There can’t be many people around who love the idea of going to a meeting, how about you? A common issue is getting the introverts in your team to speak up. So, how do you improve meetings – get more people to speak up in the first 5 minutes, develop the team spirit and create a business focus? One simple question and five minutes will do it.
How do you improve meetings?
Get everybody to say something in the first few, and last few minutes of your meetings. It will improve engagement and the follow up actions. It may seem painful at the time, but stick with it, it’s worth it. Done well your whole team will contribute.
For the beginning part it’s important people join in and don’t feel stressed about it as that helps them contribute more later on. A good way of doing this and helping your team to gel is to ask each person to give a 30 second answer to the following question
“What one word success and non-work success have you had in the last week?”
It starts the meeting positively, helps people realise they have had some good things in the last week and helps them share stories with other team members. It’s a bit like small talk at the beginning of a conversation, it’s a conversational lubricant.
Getting the quiet people to speak up more in meetings
Leaders often say report back that one of two people never really speak up. If they feel engaged in the first few minutes they’re much more likely to speak up later.
Other simple tactics include:
- A clear agenda sent out a week early, as the gift of time can improve meetings
- Stick to the agenda
- Make sure there’s a real meeting purpose
- Stop brainstorming, start writing
- Managing the conversation so some people don’t hog the limelight
- End on time
How to end your meeting, to improve the meeting.
At the end go round and ask:
“What’s the most important two actions you’re taking and how to do you rate the meeting on a scale of 1-10?”
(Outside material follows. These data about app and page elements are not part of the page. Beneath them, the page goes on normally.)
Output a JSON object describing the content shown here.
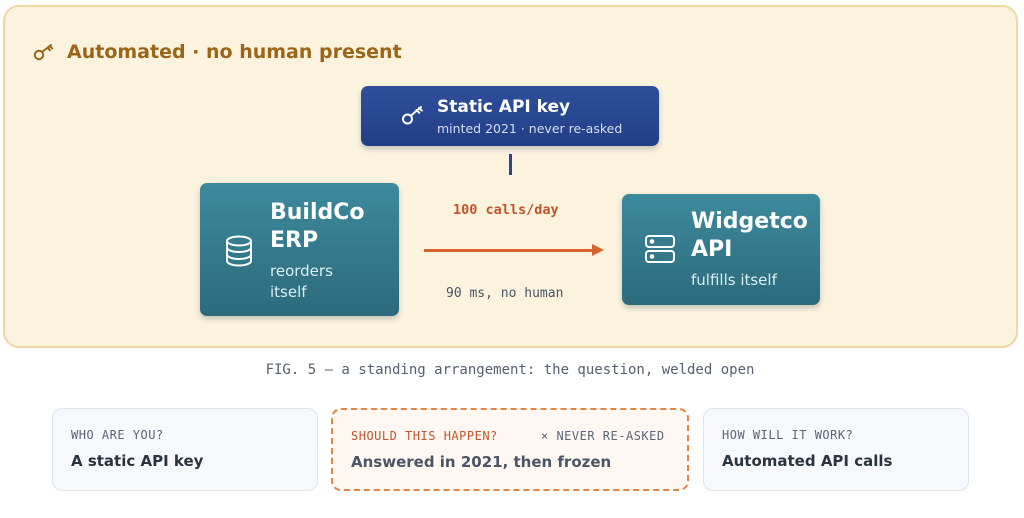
{
  "panel": {
    "title": "Automated · no human present",
    "icon": "key-icon",
    "accent_color": "#9a6516"
  },
  "credential": {
    "title": "Static API key",
    "subtitle": "minted 2021 · never re-asked",
    "icon": "key-icon",
    "color": "#28448b"
  },
  "source_node": {
    "title_line1": "BuildCo",
    "title_line2": "ERP",
    "desc_line1": "reorders",
    "desc_line2": "itself",
    "icon": "database-icon",
    "color": "#2c6a7c"
  },
  "target_node": {
    "title_line1": "Widgetco",
    "title_line2": "API",
    "desc": "fulfills itself",
    "icon": "server-icon",
    "color": "#2c6a7c"
  },
  "flow": {
    "rate": "100 calls/day",
    "latency": "90 ms, no human",
    "color": "#d9632d"
  },
  "caption": "FIG. 5 — a standing arrangement: the question, welded open",
  "cards": {
    "who": {
      "label": "WHO ARE YOU?",
      "value": "A static API key"
    },
    "should": {
      "label": "SHOULD THIS HAPPEN?",
      "note": "× NEVER RE-ASKED",
      "value": "Answered in 2021, then frozen",
      "accent_color": "#de8547"
    },
    "how": {
      "label": "HOW WILL IT WORK?",
      "value": "Automated API calls"
    }
  }
}
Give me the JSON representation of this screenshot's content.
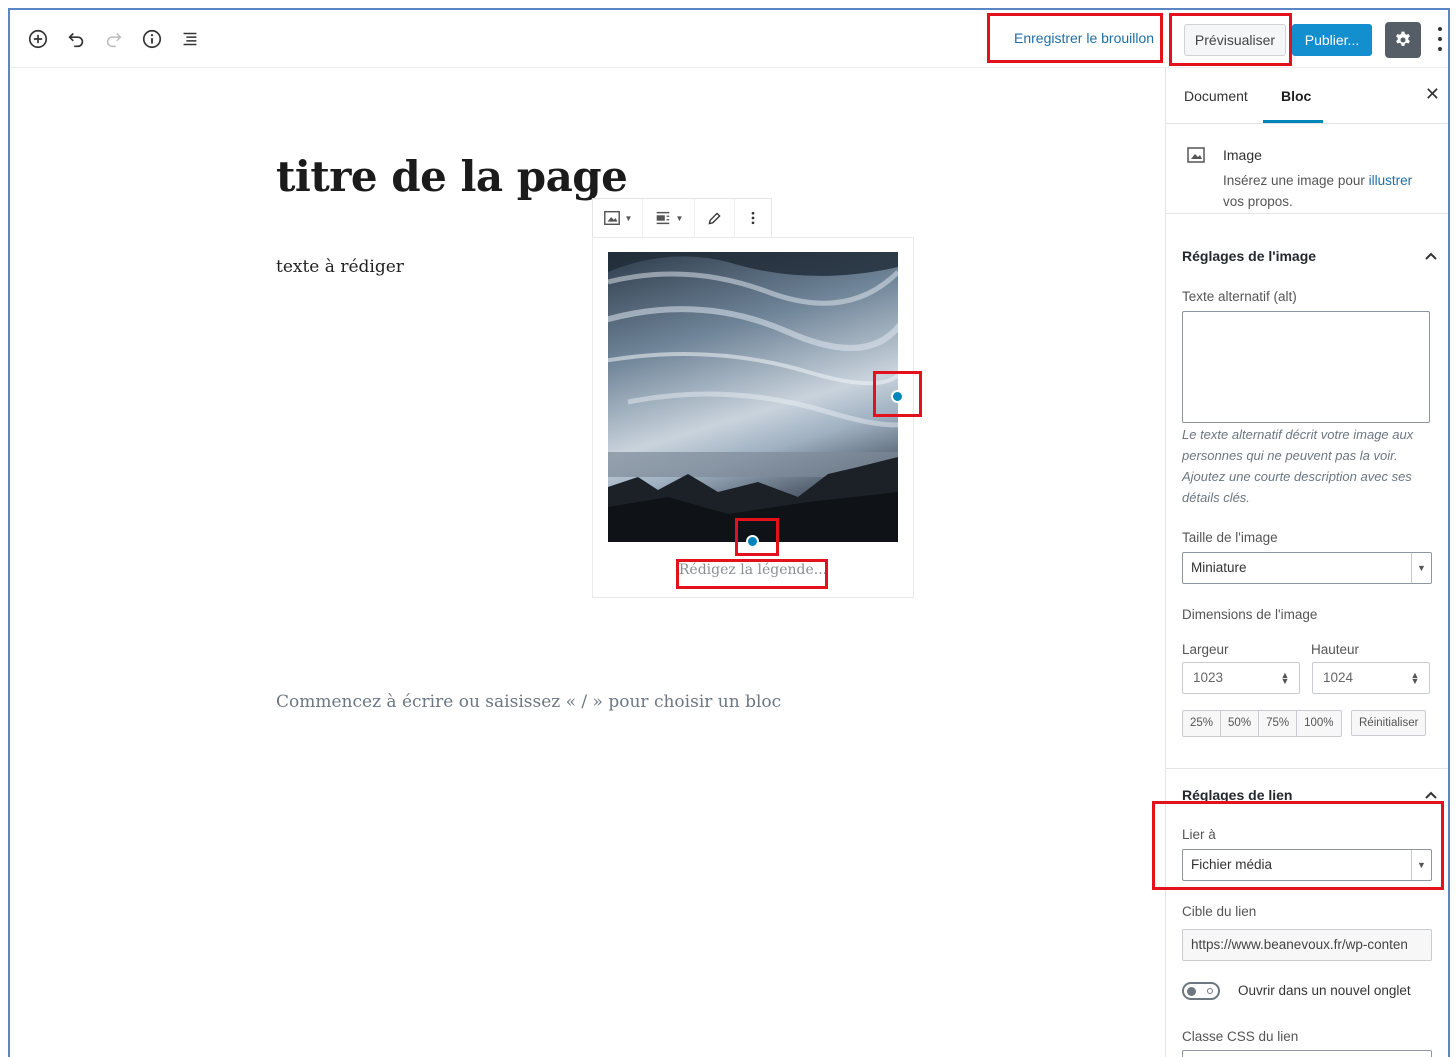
{
  "toolbar": {
    "save_draft": "Enregistrer le brouillon",
    "preview": "Prévisualiser",
    "publish": "Publier...",
    "icons": [
      "add-block-icon",
      "undo-icon",
      "redo-icon",
      "info-icon",
      "outline-icon",
      "gear-icon",
      "more-vertical-icon"
    ]
  },
  "editor": {
    "title": "titre de la page",
    "paragraph": "texte à rédiger",
    "caption_placeholder": "Rédigez la légende...",
    "empty_block_prompt": "Commencez à écrire ou saisissez « / » pour choisir un bloc"
  },
  "sidebar": {
    "tabs": {
      "document": "Document",
      "block": "Bloc"
    },
    "block_card": {
      "name": "Image",
      "desc_before": "Insérez une image pour ",
      "desc_link": "illustrer",
      "desc_after": " vos propos."
    },
    "image_settings": {
      "title": "Réglages de l'image",
      "alt_label": "Texte alternatif (alt)",
      "alt_value": "",
      "alt_help": "Le texte alternatif décrit votre image aux personnes qui ne peuvent pas la voir. Ajoutez une courte description avec ses détails clés.",
      "size_label": "Taille de l'image",
      "size_value": "Miniature",
      "dimensions_label": "Dimensions de l'image",
      "width_label": "Largeur",
      "height_label": "Hauteur",
      "width_value": "1023",
      "height_value": "1024",
      "percent_buttons": [
        "25%",
        "50%",
        "75%",
        "100%"
      ],
      "reset": "Réinitialiser"
    },
    "link_settings": {
      "title": "Réglages de lien",
      "link_to_label": "Lier à",
      "link_to_value": "Fichier média",
      "target_label": "Cible du lien",
      "target_value": "https://www.beanevoux.fr/wp-conten",
      "new_tab_label": "Ouvrir dans un nouvel onglet",
      "css_class_label": "Classe CSS du lien",
      "css_class_value": ""
    }
  },
  "colors": {
    "accent": "#0085ba",
    "publish": "#138ecf",
    "highlight": "#e3111b",
    "settings_button": "#555d66"
  }
}
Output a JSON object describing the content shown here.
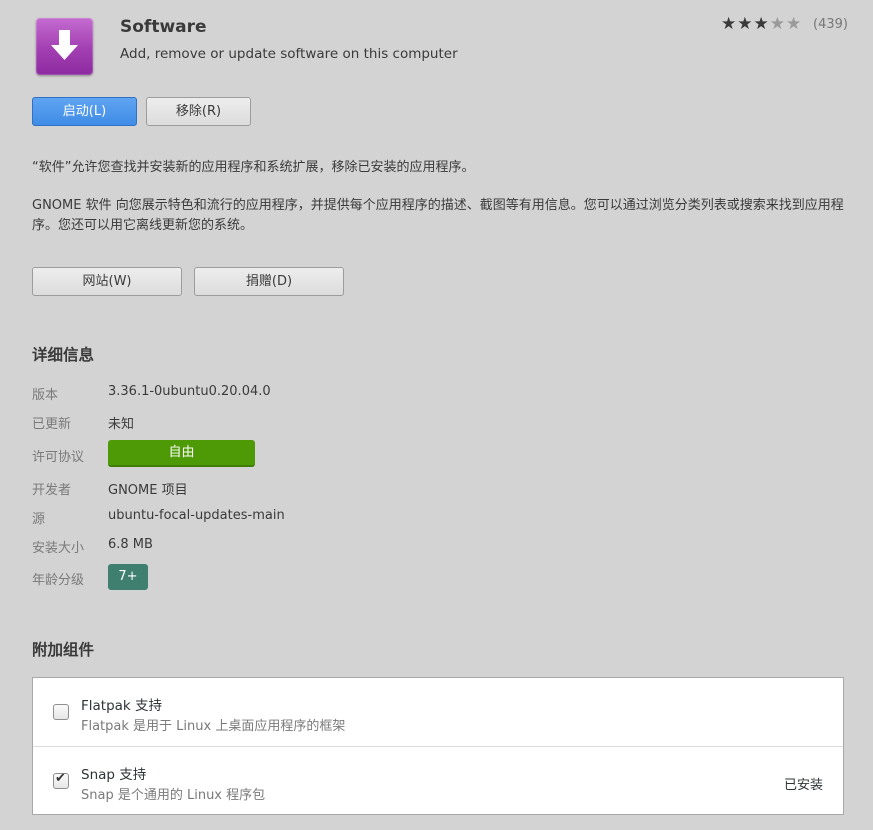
{
  "app": {
    "name": "Software",
    "summary": "Add, remove or update software on this computer",
    "icon": "download-arrow-icon",
    "rating": {
      "stars_filled": 3,
      "stars_total": 5,
      "count": "(439)"
    }
  },
  "actions": {
    "launch": "启动(L)",
    "remove": "移除(R)"
  },
  "description": {
    "p1": "“软件”允许您查找并安装新的应用程序和系统扩展，移除已安装的应用程序。",
    "p2_line1": "GNOME 软件 向您展示特色和流行的应用程序，并提供每个应用程序的描述、截图等有用信息。您可以通过浏览分类列表或搜索来找到应用程",
    "p2_line2": "序。您还可以用它离线更新您的系统。"
  },
  "links": {
    "website": "网站(W)",
    "donate": "捐赠(D)"
  },
  "details": {
    "heading": "详细信息",
    "version_label": "版本",
    "version_value": "3.36.1-0ubuntu0.20.04.0",
    "updated_label": "已更新",
    "updated_value": "未知",
    "license_label": "许可协议",
    "license_value": "自由",
    "developer_label": "开发者",
    "developer_value": "GNOME 项目",
    "source_label": "源",
    "source_value": "ubuntu-focal-updates-main",
    "size_label": "安装大小",
    "size_value": "6.8 MB",
    "age_label": "年龄分级",
    "age_value": "7+"
  },
  "addons": {
    "heading": "附加组件",
    "items": [
      {
        "name": "Flatpak 支持",
        "description": "Flatpak 是用于 Linux 上桌面应用程序的框架",
        "checked": false,
        "status": ""
      },
      {
        "name": "Snap 支持",
        "description": "Snap 是个通用的 Linux 程序包",
        "checked": true,
        "status": "已安装"
      }
    ]
  },
  "colors": {
    "background": "#d3d3d3",
    "primary": "#3f8ce6",
    "license_badge": "#4e9a06",
    "age_badge": "#3f7f70"
  }
}
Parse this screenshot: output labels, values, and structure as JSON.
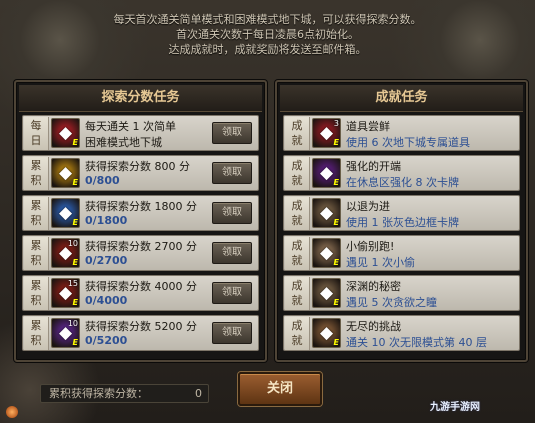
{
  "notice": [
    "每天首次通关简单模式和困难模式地下城，可以获得探索分数。",
    "首次通关次数于每日凌晨6点初始化。",
    "达成成就时，成就奖励将发送至邮件箱。"
  ],
  "explore": {
    "title": "探索分数任务",
    "rows": [
      {
        "cat": "每日",
        "level": "",
        "icon": "dungeon-axe-icon",
        "color": "#c8202a",
        "line1": "每天通关 1 次简单",
        "line2": "困难模式地下城",
        "button": "领取"
      },
      {
        "cat": "累积",
        "level": "",
        "icon": "gold-armor-icon",
        "color": "#d69a10",
        "line1": "获得探索分数 800 分",
        "line2": "0/800",
        "button": "领取"
      },
      {
        "cat": "累积",
        "level": "",
        "icon": "blue-armor-icon",
        "color": "#2f70d8",
        "line1": "获得探索分数 1800 分",
        "line2": "0/1800",
        "button": "领取"
      },
      {
        "cat": "累积",
        "level": "10",
        "icon": "red-scroll-icon",
        "color": "#a02018",
        "line1": "获得探索分数 2700 分",
        "line2": "0/2700",
        "button": "领取"
      },
      {
        "cat": "累积",
        "level": "15",
        "icon": "red-scroll-icon",
        "color": "#a02018",
        "line1": "获得探索分数 4000 分",
        "line2": "0/4000",
        "button": "领取"
      },
      {
        "cat": "累积",
        "level": "10",
        "icon": "purple-scroll-icon",
        "color": "#6a2aa8",
        "line1": "获得探索分数 5200 分",
        "line2": "0/5200",
        "button": "领取"
      }
    ]
  },
  "achievement": {
    "title": "成就任务",
    "rows": [
      {
        "cat": "成就",
        "level": "3",
        "icon": "red-box-icon",
        "color": "#b01c28",
        "line1": "道具尝鲜",
        "line2": "使用 6 次地下城专属道具"
      },
      {
        "cat": "成就",
        "level": "",
        "icon": "purple-orb-icon",
        "color": "#6a2098",
        "line1": "强化的开端",
        "line2": "在休息区强化 8 次卡牌"
      },
      {
        "cat": "成就",
        "level": "",
        "icon": "scroll-card-icon",
        "color": "#8a7050",
        "line1": "以退为进",
        "line2": "使用 1 张灰色边框卡牌"
      },
      {
        "cat": "成就",
        "level": "",
        "icon": "scroll-card-icon",
        "color": "#a08060",
        "line1": "小偷别跑!",
        "line2": "遇见 1 次小偷"
      },
      {
        "cat": "成就",
        "level": "",
        "icon": "scroll-card-icon",
        "color": "#8a7050",
        "line1": "深渊的秘密",
        "line2": "遇见 5 次贪欲之瞳"
      },
      {
        "cat": "成就",
        "level": "",
        "icon": "scroll-card-icon",
        "color": "#9a6a40",
        "line1": "无尽的挑战",
        "line2": "通关 10 次无限模式第 40 层"
      }
    ]
  },
  "footer": {
    "score_label": "累积获得探索分数：",
    "score_value": "0",
    "close_label": "关闭",
    "watermark": "九游手游网"
  }
}
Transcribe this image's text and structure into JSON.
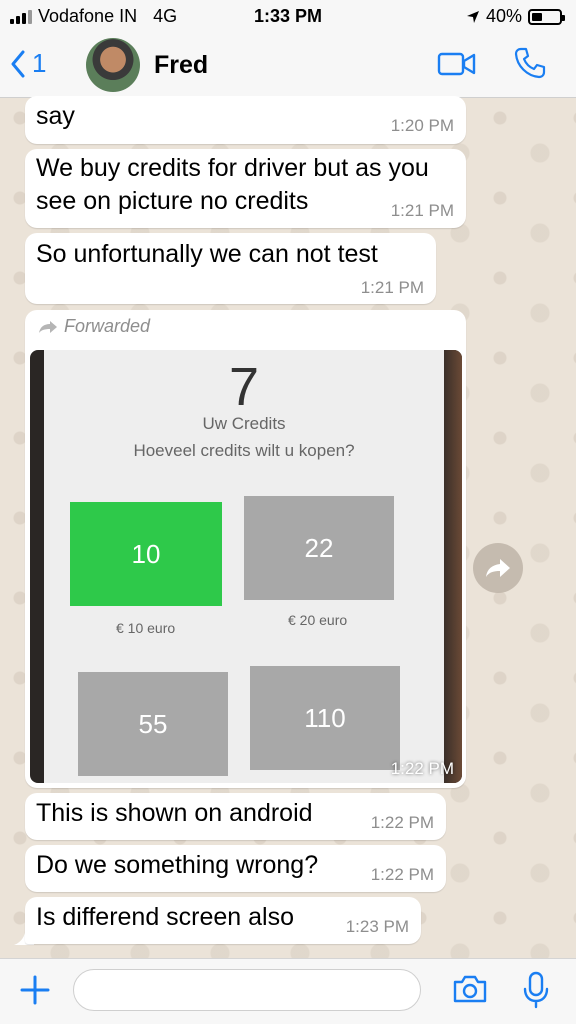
{
  "status_bar": {
    "carrier": "Vodafone IN",
    "network": "4G",
    "time": "1:33 PM",
    "battery_percent": "40%",
    "battery_level": 0.4
  },
  "header": {
    "back_count": "1",
    "contact_name": "Fred"
  },
  "messages": [
    {
      "text": "say",
      "time": "1:20 PM"
    },
    {
      "text_line1": "We buy credits for driver but as you",
      "text_line2": "see on picture no credits",
      "time": "1:21 PM"
    },
    {
      "text": "So unfortunally we can not test",
      "time": "1:21 PM"
    },
    {
      "forwarded_label": "Forwarded",
      "time": "1:22 PM",
      "photo": {
        "credit_count": "7",
        "credits_label": "Uw Credits",
        "question": "Hoeveel credits wilt u kopen?",
        "options": [
          {
            "amount": "10",
            "price": "€ 10 euro"
          },
          {
            "amount": "22",
            "price": "€ 20 euro"
          },
          {
            "amount": "55"
          },
          {
            "amount": "110"
          }
        ]
      }
    },
    {
      "text": "This is shown on android",
      "time": "1:22 PM"
    },
    {
      "text": "Do we something wrong?",
      "time": "1:22 PM"
    },
    {
      "text": "Is differend screen also",
      "time": "1:23 PM"
    }
  ],
  "icons": {
    "back": "chevron-left-icon",
    "video": "video-camera-icon",
    "call": "phone-icon",
    "forward": "forward-arrow-icon",
    "share": "share-icon",
    "add": "plus-icon",
    "camera": "camera-icon",
    "mic": "microphone-icon"
  },
  "colors": {
    "accent": "#1a7ef2",
    "selected_tile": "#2ec94a",
    "bubble": "#ffffff",
    "timestamp": "#8e8e8e"
  },
  "input": {
    "placeholder": "",
    "value": ""
  }
}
The score is really useful at helping you all understand how to improve the meetings for each other. If somebody scores it low, ask what one thing they’d like you to do differently next time